→ **TASK TO COMPLETE**: What is needed is every line of the material that contains "title".

→ **MATERIAL TO PROCESS**:
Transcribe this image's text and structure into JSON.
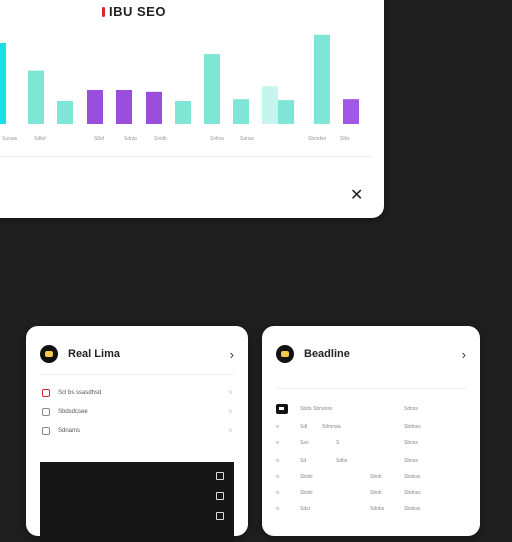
{
  "top_window": {
    "title": "IBU SEO",
    "close_glyph": "✕"
  },
  "chart_data": {
    "type": "bar",
    "categories": [
      "",
      "",
      "",
      "",
      "",
      "",
      "",
      "",
      "",
      "",
      "",
      ""
    ],
    "tick_labels": [
      "Sunaw",
      "Sdbd",
      "",
      "Slbd",
      "Sdnip",
      "Snidb",
      "",
      "Snlina",
      "Sanas",
      "",
      "Sbrsdsn",
      "Slbs"
    ],
    "values": [
      88,
      58,
      25,
      37,
      37,
      35,
      25,
      76,
      27,
      41,
      26,
      97,
      27
    ],
    "colors": [
      "#19e0e6",
      "#7fe6d6",
      "#7fe6d6",
      "#9a4fdc",
      "#9a4fdc",
      "#9a4fdc",
      "#7fe6d6",
      "#7fe6d6",
      "#7fe6d6",
      "#c6f5ee",
      "#7fe6d6",
      "#7fe6d6",
      "#a257e6"
    ],
    "ylim": [
      0,
      100
    ],
    "grid": false
  },
  "card_left": {
    "title": "Real Lima",
    "chevron": "›",
    "rows": [
      {
        "label": "Scl bs ssasdhsd",
        "meta": "o"
      },
      {
        "label": "Sbdsdcsee",
        "meta": "o"
      },
      {
        "label": "Sdnams",
        "meta": "o"
      }
    ]
  },
  "card_right": {
    "title": "Beadline",
    "chevron": "›",
    "header": {
      "c1": "Sbdo Sbnanss",
      "c3": "Sdnss"
    },
    "rows": [
      {
        "c0": "o",
        "c1": "Sdl",
        "c2": "Sdmnaa",
        "c3": "Sbdnss"
      },
      {
        "c0": "o",
        "c1": "Sso",
        "c2": "S",
        "c3": "Sbnss"
      },
      {
        "c0": "o",
        "c1": "Sd",
        "c2": "Sdbs",
        "c3": "Sbnss"
      },
      {
        "c0": "o",
        "c1": "Sbdsl",
        "c2": "Sbnb",
        "c3": "Sbdsss"
      },
      {
        "c0": "o",
        "c1": "Sbdsl",
        "c2": "Sbnb",
        "c3": "Sbdnss"
      },
      {
        "c0": "o",
        "c1": "Sdsl",
        "c2": "Sdnbs",
        "c3": "Sbdsss"
      }
    ]
  }
}
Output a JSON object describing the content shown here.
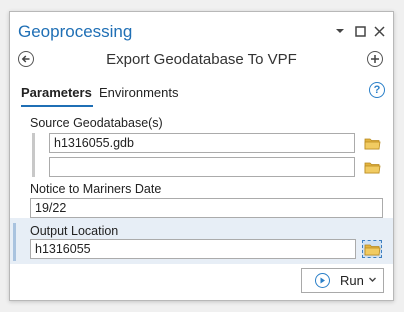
{
  "pane": {
    "title": "Geoprocessing"
  },
  "tool": {
    "title": "Export Geodatabase To VPF"
  },
  "tabs": [
    {
      "label": "Parameters",
      "active": true
    },
    {
      "label": "Environments",
      "active": false
    }
  ],
  "help": {
    "glyph": "?"
  },
  "params": {
    "source": {
      "label": "Source Geodatabase(s)",
      "values": [
        "h1316055.gdb",
        ""
      ]
    },
    "notice": {
      "label": "Notice to Mariners Date",
      "value": "19/22"
    },
    "output": {
      "label": "Output Location",
      "value": "h1316055"
    }
  },
  "run": {
    "label": "Run"
  },
  "colors": {
    "accent": "#1f6fb5",
    "folder": "#e2b340"
  },
  "icons": [
    "back-arrow-icon",
    "add-icon",
    "help-icon",
    "folder-icon",
    "run-icon",
    "chevron-down-icon",
    "menu-down-icon",
    "maximize-icon",
    "close-icon"
  ]
}
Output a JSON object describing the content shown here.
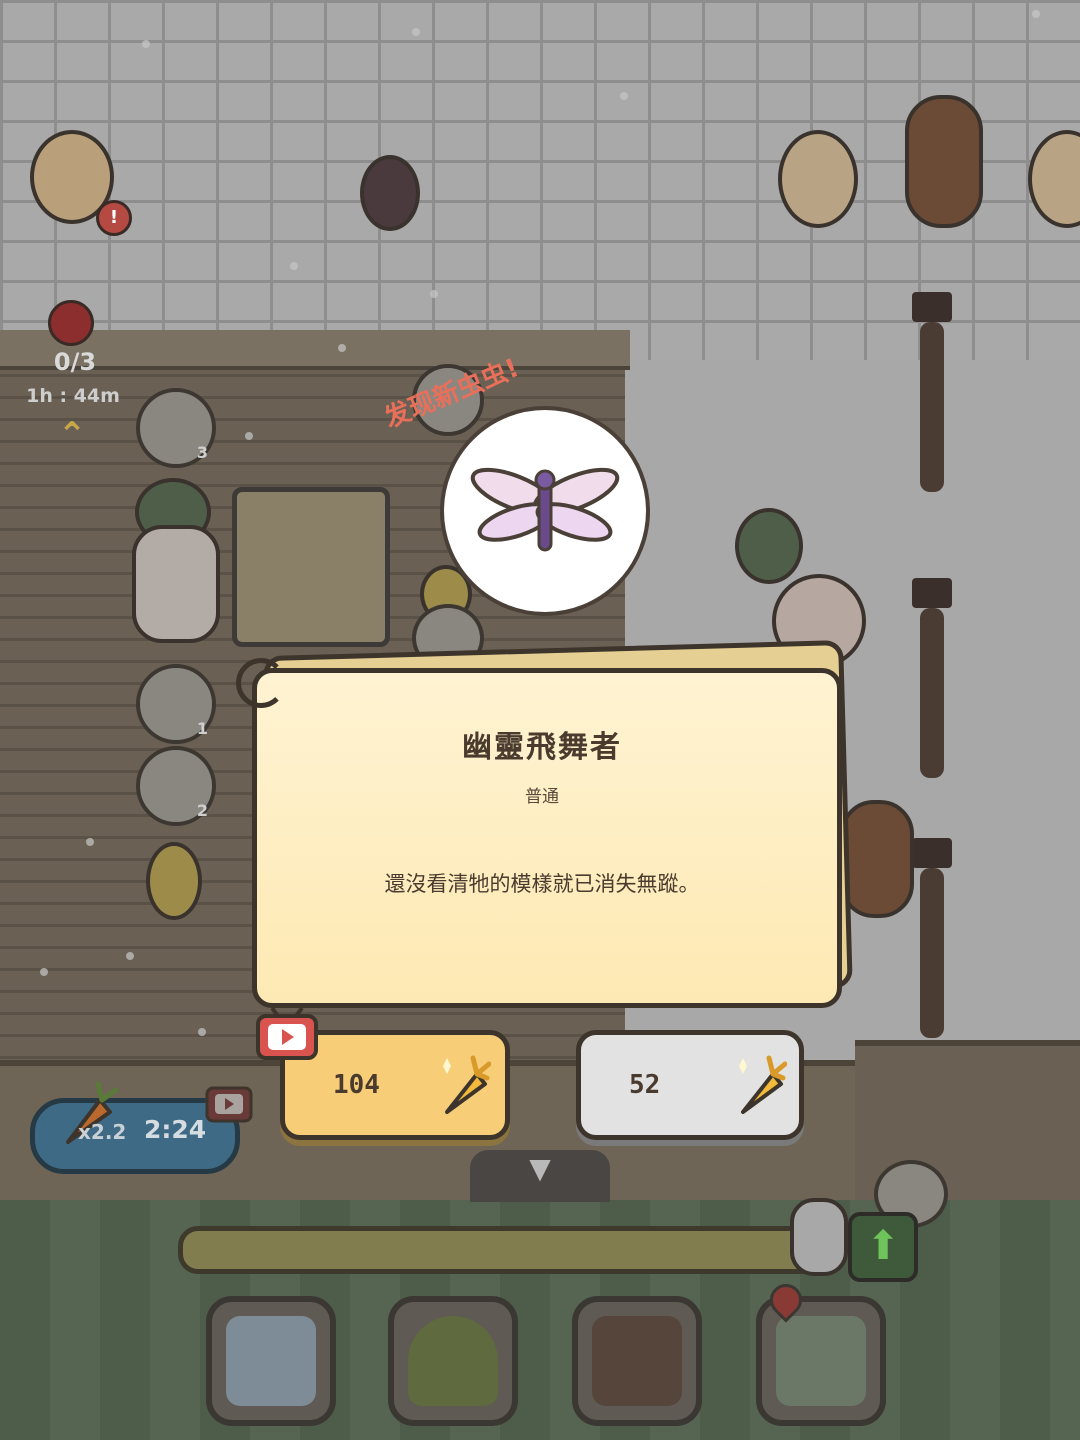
{
  "hud": {
    "task_progress": "0/3",
    "task_timer": "1h : 44m"
  },
  "discovery": {
    "banner": "发现新虫虫!",
    "bug_icon": "dragonfly-icon"
  },
  "bug_card": {
    "name": "幽靈飛舞者",
    "rarity": "普通",
    "description": "還沒看清牠的模樣就已消失無蹤。"
  },
  "buttons": {
    "ad_price": "104",
    "pay_price": "52",
    "currency_icon": "golden-carrot-icon",
    "ad_icon": "video-ad-icon"
  },
  "boost": {
    "multiplier": "x2.2",
    "time": "2:24"
  },
  "bottom_nav": {
    "items": [
      "recipe-cards-icon",
      "tree-house-icon",
      "bag-icon",
      "map-icon"
    ]
  },
  "colors": {
    "card_bg": "#fdebb8",
    "ad_button": "#f7cd78",
    "pay_button": "#e2e2e2",
    "discover_text": "#e8705a",
    "boost_bg": "#3f6a85"
  }
}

→ **FINISHED EXERCISE**:
    "title": "IBU SEO",
    "title": "Real Lima",
    "title": "Beadline",
    "title": "Geoprocessing"
    "title": "Export Geodatabase To VPF"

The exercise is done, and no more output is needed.